So, in general, we are in this church because we were invited to seek a personal witness of The Book of Mormon, of Joseph Smith, and of current Living Prophets and on-going revelation, of God’s specific and powerful plan for us, and of a Living Christ who is active in our lives. And, we received that witness from the Holy Ghost. That’s why we joined, and most often why we stay. The Holy Spirit said, “Yes, this is true.”

If a person’s witness from the Holy Spirit is called into question by fear, doubt, trials, offenses, mid-life crisis or other crisis of faith, or the philosophies of the world mingled with half-truths, by persuasive and well-meaning friends who don’t have our same witness, or other concerns or issues; then this is when many people leave the church or, minimally, become inactive.

 

I have had many times in my life where I had the opportunity to question my witnesses of truth. Whether it was a trial or struggle I was facing personally, or whether I saw others whom I respected struggling, I have had many opportunities to fear, doubt, to take offense, or to grab hold of worldly philosophies that, at the time, seemed to make much more sense and would lead me to happiness. So, why did I stay?

Well, I had one clear and unshakeable witness that held the glue together on all my other witnesses. What was that witness? That there is no more powerful witness than that which comes from the Holy Ghost. He is a member of the Godhead and as such He is omniscient, omnipotent, perfectly kind, loving, etc. He sees better than any mortal, no matter how intelligent, informed, or educated that mortal claims to be. So, if the Holy Spirit has told me something is true, then how can I let some mortal person or some worldly commentary undo it?

I have studied the doctrine (Doctrine and Covenants 88:118). I have lived the gospel. And, I know the doctrine to be true in the same way I know the church itself is true.

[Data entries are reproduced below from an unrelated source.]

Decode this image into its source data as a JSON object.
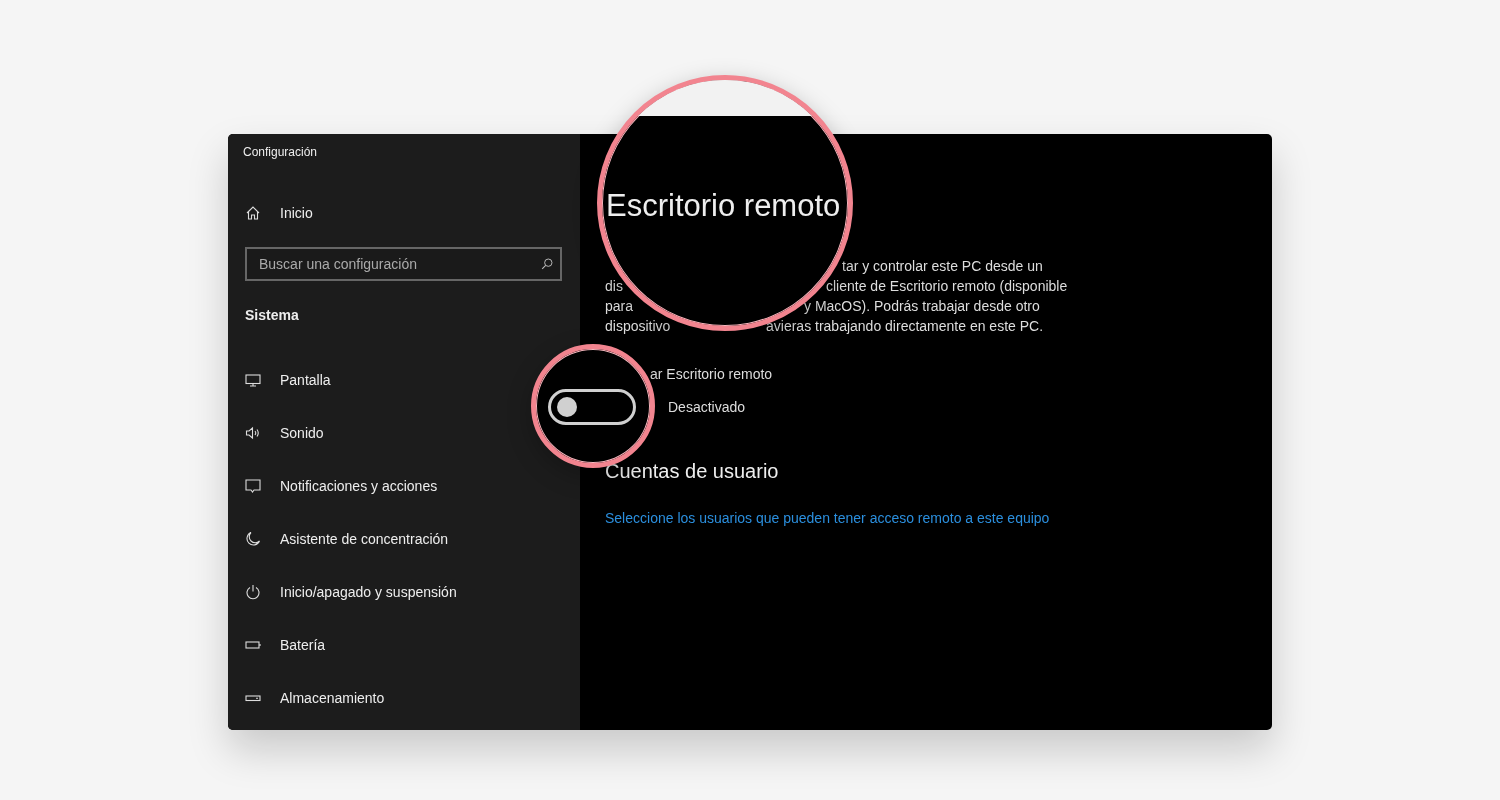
{
  "window": {
    "title": "Configuración"
  },
  "sidebar": {
    "home": "Inicio",
    "search": {
      "placeholder": "Buscar una configuración"
    },
    "section": "Sistema",
    "items": [
      {
        "label": "Pantalla"
      },
      {
        "label": "Sonido"
      },
      {
        "label": "Notificaciones y acciones"
      },
      {
        "label": "Asistente de concentración"
      },
      {
        "label": "Inicio/apagado y suspensión"
      },
      {
        "label": "Batería"
      },
      {
        "label": "Almacenamiento"
      }
    ]
  },
  "content": {
    "title": "Escritorio remoto",
    "description_lines": [
      {
        "right": "tar y controlar este PC desde un"
      },
      {
        "left": "dis",
        "right": "cliente de Escritorio remoto (disponible"
      },
      {
        "left": "para",
        "right": "y MacOS). Podrás trabajar desde otro"
      },
      {
        "left": "dispositivo",
        "right": "avieras trabajando directamente en este PC."
      }
    ],
    "toggle_label": "ar Escritorio remoto",
    "toggle": {
      "on": false,
      "state_label": "Desactivado"
    },
    "section_heading": "Cuentas de usuario",
    "link": "Seleccione los usuarios que pueden tener acceso remoto a este equipo"
  }
}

The Holy Spirit has witnessed to me that it is true. I know this independent of my own struggles, doubts, and trials. And, I have had my share.

Click here to go to PART TWO